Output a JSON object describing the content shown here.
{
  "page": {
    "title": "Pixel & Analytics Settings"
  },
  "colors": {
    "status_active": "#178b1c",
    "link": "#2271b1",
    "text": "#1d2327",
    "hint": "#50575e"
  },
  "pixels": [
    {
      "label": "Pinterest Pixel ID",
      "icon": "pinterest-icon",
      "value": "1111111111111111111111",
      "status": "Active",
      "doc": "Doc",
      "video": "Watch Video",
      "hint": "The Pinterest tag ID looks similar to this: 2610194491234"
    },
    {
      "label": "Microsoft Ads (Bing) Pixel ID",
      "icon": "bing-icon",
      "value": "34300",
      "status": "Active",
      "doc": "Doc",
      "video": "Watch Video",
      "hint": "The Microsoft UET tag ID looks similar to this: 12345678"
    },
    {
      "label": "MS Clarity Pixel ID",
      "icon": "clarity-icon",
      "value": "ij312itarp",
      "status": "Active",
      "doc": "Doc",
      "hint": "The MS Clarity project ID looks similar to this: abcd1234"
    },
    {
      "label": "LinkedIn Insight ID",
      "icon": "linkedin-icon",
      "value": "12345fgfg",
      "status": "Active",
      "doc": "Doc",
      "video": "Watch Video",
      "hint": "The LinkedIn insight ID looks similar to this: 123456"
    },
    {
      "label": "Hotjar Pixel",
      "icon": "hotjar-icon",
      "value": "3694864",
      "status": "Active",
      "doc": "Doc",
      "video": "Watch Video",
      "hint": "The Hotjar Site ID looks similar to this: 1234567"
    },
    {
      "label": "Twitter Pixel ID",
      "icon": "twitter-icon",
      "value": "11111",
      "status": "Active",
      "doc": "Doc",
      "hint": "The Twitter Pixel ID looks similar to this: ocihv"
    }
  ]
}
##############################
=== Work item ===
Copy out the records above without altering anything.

=== Written reply ===
Output a JSON object describing the content shown here.
{
  "page": {
    "title": "Pixel & Analytics Settings"
  },
  "colors": {
    "status_active": "#178b1c",
    "link": "#2271b1",
    "text": "#1d2327",
    "hint": "#50575e"
  },
  "pixels": [
    {
      "label": "Pinterest Pixel ID",
      "icon": "pinterest-icon",
      "value": "1111111111111111111111",
      "status": "Active",
      "doc": "Doc",
      "video": "Watch Video",
      "hint": "The Pinterest tag ID looks similar to this: 2610194491234"
    },
    {
      "label": "Microsoft Ads (Bing) Pixel ID",
      "icon": "bing-icon",
      "value": "34300",
      "status": "Active",
      "doc": "Doc",
      "video": "Watch Video",
      "hint": "The Microsoft UET tag ID looks similar to this: 12345678"
    },
    {
      "label": "MS Clarity Pixel ID",
      "icon": "clarity-icon",
      "value": "ij312itarp",
      "status": "Active",
      "doc": "Doc",
      "hint": "The MS Clarity project ID looks similar to this: abcd1234"
    },
    {
      "label": "LinkedIn Insight ID",
      "icon": "linkedin-icon",
      "value": "12345fgfg",
      "status": "Active",
      "doc": "Doc",
      "video": "Watch Video",
      "hint": "The LinkedIn insight ID looks similar to this: 123456"
    },
    {
      "label": "Hotjar Pixel",
      "icon": "hotjar-icon",
      "value": "3694864",
      "status": "Active",
      "doc": "Doc",
      "video": "Watch Video",
      "hint": "The Hotjar Site ID looks similar to this: 1234567"
    },
    {
      "label": "Twitter Pixel ID",
      "icon": "twitter-icon",
      "value": "11111",
      "status": "Active",
      "doc": "Doc",
      "hint": "The Twitter Pixel ID looks similar to this: ocihv"
    }
  ]
}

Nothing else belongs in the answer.